    • Sabyen91

      I am still waiting for him to give himself that bullet in the balls he believed leakers deserved during the Bush Administration.

  • Jamie

    you have to remember Snowden is a 29 year old hacker with a rather tilted life experience

  • trgahan

    How does stealing and indiscriminately releasing agency operations manuals that have nothing to do with what your whining about while fleeing to a foreign nation all because the security apparatus you supported pre-November 2008 is suddenly evil in any way, shape, or form meet the definition of “integrity”?

    Also, I think we can see why Snowden has been kept from normal media outlets.

  • Badgerite

    “eye that see’s everything”. What a putz. Most of what the NSA sees, I’m sure, they would prefer not to see. If anything, they look to filter out most of it. They are looking for a specific target. And that target has nothing to do with ‘living creatively’ or freely associating’ or even politics (at least politics of the non violent variety). The potential for abuse does not equal abuse. There is potential for abuse in any power that adheres in a person or a state. That is why our system relies on a series of checks and balances that gives the citizenry an opportunity to reign in abuses of both public and private power centers. Like the man said, the rights are not self executing. It was genuine whistle rs, public and private, who made the difference in bringing the NSA activities into compliance with the law under the 2008 FISA Amendments Act after years of being wholly under the control of the executive. And did our democracy crumble during those years when it operated under the control of the executive. No. It did not. Because there is more to a democracy and its vitality than the specific issue of privacy. A lot more. And that ‘a lot more’ is what really makes the difference in a healthy thriving democracy. Those are the things that are currently missing in Russia, in China, in Brazil, and other countries too numerous to mention.

  • Badgerite

    Check out the ‘stop and frisk’ video at Huffington Post. http://www.huffingtonpost.com/2013/0/13/philly-stop-and-frisk-video_n_40940511.html
    And I’m supposed to worry about that the NSA might know who I called last week. There are greater abuses going on in America all the time than anything the NSA can even think of doing. You want important. What this guy had to put up with it important to stop.

    • http://drangedinaz.wordpress.com/ IrishGrrrl

      I saw that….it’s pretty bad and it’s definitely something we should be worried about. Or the restrictions on voting…force ultrasounds, etc. The real battle is on the ground in our cities and states…the NSA is the least of our worries right now.

      • Badgerite

        Exactly.
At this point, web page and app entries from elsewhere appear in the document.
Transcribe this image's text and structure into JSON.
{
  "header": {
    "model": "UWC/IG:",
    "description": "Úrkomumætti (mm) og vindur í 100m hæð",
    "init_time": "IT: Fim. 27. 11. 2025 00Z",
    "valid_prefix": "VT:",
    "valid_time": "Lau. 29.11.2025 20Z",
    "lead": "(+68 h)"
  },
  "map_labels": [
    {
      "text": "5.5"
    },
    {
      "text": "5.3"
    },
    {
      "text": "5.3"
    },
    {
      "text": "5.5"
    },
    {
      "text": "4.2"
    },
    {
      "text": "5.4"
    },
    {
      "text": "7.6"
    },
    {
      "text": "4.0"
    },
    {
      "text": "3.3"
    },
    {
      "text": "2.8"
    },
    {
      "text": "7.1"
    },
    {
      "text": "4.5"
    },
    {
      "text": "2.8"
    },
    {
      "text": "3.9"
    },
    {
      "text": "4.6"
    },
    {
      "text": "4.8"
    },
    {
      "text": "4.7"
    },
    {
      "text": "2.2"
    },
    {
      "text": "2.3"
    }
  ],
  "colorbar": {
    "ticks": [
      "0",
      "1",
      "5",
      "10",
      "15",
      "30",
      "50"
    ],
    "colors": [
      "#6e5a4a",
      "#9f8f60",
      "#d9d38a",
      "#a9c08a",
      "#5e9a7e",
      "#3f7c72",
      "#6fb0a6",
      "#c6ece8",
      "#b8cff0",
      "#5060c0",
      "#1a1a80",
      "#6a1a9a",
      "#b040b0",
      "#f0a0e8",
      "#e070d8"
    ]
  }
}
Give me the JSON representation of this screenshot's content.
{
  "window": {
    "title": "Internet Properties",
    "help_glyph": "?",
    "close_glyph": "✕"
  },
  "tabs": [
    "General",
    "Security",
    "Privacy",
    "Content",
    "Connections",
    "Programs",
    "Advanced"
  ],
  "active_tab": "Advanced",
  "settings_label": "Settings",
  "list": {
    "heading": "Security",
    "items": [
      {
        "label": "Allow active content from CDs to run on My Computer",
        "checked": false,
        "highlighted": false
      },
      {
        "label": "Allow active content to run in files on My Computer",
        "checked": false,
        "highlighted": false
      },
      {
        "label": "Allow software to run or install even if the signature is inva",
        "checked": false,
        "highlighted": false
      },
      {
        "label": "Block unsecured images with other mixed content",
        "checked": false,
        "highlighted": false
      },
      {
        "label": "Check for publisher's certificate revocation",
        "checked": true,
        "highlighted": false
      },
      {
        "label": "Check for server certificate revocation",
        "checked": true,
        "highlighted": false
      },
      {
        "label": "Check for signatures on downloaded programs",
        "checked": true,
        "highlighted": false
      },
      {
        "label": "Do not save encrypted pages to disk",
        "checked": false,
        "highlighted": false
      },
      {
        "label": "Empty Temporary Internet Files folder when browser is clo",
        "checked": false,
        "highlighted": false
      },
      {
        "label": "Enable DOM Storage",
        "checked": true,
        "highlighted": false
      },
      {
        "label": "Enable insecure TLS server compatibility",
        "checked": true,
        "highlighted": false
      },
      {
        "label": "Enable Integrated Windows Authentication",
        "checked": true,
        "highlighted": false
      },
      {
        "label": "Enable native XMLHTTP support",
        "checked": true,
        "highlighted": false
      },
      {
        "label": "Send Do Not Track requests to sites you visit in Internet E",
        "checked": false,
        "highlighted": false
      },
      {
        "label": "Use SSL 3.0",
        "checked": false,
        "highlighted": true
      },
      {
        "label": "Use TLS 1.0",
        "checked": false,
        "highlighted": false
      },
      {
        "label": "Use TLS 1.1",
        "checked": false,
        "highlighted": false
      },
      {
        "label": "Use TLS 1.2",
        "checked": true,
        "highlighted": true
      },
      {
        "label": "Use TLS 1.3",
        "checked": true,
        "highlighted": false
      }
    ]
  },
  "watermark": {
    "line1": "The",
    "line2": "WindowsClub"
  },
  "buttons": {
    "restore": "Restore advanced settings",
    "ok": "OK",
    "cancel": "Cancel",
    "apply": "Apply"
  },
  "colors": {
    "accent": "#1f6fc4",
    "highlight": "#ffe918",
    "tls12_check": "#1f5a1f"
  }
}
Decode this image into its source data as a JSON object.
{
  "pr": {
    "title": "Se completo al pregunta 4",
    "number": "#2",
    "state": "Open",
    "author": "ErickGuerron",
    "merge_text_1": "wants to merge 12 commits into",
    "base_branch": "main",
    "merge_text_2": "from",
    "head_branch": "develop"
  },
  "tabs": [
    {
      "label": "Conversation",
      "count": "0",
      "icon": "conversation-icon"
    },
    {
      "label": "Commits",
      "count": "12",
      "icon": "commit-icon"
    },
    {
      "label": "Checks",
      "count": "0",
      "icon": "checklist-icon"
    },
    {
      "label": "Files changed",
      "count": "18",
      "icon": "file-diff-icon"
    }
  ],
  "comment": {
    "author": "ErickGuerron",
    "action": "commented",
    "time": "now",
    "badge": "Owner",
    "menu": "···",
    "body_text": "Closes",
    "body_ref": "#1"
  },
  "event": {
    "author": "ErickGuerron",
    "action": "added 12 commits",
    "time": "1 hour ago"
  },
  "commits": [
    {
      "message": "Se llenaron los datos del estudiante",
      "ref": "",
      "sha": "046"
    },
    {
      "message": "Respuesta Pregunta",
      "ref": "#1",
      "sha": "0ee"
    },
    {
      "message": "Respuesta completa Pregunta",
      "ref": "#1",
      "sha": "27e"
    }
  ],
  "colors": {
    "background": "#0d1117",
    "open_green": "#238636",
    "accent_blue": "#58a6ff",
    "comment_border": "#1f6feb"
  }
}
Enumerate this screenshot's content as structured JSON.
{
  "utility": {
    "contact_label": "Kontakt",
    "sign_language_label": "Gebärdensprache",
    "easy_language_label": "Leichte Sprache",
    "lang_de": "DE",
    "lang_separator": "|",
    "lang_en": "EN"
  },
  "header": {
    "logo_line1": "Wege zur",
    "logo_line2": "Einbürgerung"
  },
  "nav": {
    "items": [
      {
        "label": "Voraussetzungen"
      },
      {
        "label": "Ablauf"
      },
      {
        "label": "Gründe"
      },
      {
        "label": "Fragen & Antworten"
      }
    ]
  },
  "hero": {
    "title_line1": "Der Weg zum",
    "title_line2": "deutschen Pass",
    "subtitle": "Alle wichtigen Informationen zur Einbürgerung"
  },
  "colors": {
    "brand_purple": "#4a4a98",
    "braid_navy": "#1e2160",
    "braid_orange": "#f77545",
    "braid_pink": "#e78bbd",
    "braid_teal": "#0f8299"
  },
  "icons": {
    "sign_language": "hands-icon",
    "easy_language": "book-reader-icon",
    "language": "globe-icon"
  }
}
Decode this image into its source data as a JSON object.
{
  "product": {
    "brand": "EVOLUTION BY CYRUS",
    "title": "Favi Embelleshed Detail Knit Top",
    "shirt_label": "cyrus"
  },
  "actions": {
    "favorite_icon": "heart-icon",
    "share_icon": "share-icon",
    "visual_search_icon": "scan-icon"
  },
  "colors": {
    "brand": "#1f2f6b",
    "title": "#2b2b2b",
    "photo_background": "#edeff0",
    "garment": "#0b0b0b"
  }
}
And if those other aspects of democracy, such as being able to just walk to work without being harassed or speak your mind freely without fear, which people seem to do a lot of in this country, are alive and healthy, I really don’t see the new technologies employed by the NSA as quite the danger that some people do. I think the intelligence services are far more restrained in this country than probably most of the rest of the world. And I think that an ethic of civil liberties is also imbued in the people that work in the NSA as well. Their interest, I believe, is not to restrain democracy, but to protect it. They want to abide by the law but they also want to protect the country. And the law, with respect to new technologies, will take time to properly sort out. I would be far more concerned with the things you mention, like voter disenfranchisement, than anything the NSA is up to.

  • Jason

    If the intelligence programs were monitoring every conversation and interaction you had before the internet then the same could be said regarding how the current surveillance programs “limit our ability to speak and think and live and be creative, to have relationships and to associate freely.”
    The internet just makes the surveillance easier and more pervasive.
    Snowden isn’t asking to decide what is legal. He is merely providing us the information and transparency so we can decide what is legal ourselves ‘cos, you know… A well informed citizenry a vital part of a democracy.